**What is expected**
Can you pull out each line of the data below that includes the word "essential"?

(Input data)

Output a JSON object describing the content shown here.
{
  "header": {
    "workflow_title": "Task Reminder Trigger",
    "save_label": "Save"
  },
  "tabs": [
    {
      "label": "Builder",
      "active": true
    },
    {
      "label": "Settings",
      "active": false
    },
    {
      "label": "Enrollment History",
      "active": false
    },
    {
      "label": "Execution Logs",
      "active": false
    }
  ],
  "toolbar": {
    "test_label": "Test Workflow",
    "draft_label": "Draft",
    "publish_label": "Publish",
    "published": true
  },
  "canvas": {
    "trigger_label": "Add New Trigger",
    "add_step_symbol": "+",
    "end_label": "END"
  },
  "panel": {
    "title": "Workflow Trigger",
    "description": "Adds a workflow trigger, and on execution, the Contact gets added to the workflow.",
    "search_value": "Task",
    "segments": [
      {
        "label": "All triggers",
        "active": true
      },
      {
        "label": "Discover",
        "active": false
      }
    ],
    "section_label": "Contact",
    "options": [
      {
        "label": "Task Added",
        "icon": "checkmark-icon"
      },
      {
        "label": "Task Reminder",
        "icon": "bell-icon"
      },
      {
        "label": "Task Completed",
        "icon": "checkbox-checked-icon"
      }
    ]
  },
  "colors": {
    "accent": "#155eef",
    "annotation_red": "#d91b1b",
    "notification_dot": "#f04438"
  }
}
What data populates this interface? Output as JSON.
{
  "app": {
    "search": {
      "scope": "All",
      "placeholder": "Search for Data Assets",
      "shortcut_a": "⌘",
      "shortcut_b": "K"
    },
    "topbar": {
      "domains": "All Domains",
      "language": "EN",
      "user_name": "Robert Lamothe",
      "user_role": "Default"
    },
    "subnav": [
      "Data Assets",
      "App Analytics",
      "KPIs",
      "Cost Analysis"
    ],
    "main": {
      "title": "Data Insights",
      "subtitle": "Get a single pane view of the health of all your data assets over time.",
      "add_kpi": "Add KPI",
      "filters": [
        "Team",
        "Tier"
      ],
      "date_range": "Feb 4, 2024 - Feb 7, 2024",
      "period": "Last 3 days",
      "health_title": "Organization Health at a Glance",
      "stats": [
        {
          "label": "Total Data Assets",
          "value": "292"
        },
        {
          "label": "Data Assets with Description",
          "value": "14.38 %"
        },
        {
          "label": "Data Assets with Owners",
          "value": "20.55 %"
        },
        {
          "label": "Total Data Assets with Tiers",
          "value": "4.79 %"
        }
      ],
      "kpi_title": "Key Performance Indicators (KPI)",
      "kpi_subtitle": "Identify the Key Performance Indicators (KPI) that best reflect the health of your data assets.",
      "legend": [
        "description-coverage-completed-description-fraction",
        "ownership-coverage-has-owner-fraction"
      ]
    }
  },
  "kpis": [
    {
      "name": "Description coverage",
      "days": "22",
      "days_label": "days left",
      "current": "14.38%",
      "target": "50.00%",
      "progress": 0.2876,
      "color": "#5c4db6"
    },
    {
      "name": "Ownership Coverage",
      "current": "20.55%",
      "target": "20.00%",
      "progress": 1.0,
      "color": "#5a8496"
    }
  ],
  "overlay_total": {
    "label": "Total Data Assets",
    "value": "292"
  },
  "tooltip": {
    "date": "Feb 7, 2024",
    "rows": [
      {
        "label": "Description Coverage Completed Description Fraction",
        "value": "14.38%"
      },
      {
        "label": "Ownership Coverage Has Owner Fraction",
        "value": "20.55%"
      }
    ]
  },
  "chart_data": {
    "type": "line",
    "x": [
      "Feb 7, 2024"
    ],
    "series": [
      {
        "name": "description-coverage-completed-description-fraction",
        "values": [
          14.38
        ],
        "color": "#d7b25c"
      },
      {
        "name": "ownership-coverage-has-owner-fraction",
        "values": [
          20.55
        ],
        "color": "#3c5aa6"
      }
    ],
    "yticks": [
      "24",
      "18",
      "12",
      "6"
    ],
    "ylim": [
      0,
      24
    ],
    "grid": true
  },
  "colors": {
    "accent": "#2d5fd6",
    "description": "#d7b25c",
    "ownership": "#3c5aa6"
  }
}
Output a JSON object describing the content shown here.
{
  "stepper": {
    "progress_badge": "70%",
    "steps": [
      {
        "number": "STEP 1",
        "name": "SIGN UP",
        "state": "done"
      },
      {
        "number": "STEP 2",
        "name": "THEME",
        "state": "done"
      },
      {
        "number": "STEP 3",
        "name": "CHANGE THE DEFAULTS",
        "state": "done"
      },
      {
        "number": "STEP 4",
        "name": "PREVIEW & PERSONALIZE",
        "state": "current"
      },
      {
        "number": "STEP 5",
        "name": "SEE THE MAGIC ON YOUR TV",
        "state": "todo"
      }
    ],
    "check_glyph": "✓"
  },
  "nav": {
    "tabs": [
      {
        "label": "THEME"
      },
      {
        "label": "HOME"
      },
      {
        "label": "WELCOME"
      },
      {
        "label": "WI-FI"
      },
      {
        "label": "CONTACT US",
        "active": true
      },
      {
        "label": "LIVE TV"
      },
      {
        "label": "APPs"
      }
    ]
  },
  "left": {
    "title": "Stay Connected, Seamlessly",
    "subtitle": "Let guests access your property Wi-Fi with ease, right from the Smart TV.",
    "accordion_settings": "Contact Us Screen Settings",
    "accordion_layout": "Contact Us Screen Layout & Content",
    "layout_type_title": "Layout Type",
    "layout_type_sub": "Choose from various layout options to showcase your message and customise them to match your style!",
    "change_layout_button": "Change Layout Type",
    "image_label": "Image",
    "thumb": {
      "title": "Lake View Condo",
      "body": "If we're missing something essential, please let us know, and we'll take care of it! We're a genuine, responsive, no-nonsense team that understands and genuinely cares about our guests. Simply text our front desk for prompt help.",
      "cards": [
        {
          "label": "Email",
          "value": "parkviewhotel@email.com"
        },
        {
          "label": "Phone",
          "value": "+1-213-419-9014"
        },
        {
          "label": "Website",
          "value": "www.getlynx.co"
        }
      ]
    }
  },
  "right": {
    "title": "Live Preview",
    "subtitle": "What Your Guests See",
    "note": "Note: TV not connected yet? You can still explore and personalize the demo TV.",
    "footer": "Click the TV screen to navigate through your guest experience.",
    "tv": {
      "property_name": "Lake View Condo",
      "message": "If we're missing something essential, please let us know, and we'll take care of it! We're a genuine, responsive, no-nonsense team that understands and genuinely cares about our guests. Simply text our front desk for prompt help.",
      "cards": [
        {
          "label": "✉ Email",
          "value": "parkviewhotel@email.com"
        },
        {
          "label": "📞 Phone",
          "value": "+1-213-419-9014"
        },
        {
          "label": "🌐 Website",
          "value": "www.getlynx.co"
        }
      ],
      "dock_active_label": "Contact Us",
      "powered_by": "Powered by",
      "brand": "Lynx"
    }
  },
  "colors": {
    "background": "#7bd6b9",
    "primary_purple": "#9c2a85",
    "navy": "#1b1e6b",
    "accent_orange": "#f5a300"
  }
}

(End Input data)

**Written solution**
      "body": "If we're missing something essential, please let us know, and we'll take care of it! We're a genuine, responsive, no-nonsense team that understands and genuinely cares about our guests. Simply text our front desk for prompt help.",
      "message": "If we're missing something essential, please let us know, and we'll take care of it! We're a genuine, responsive, no-nonsense team that understands and genuinely cares about our guests. Simply text our front desk for prompt help.",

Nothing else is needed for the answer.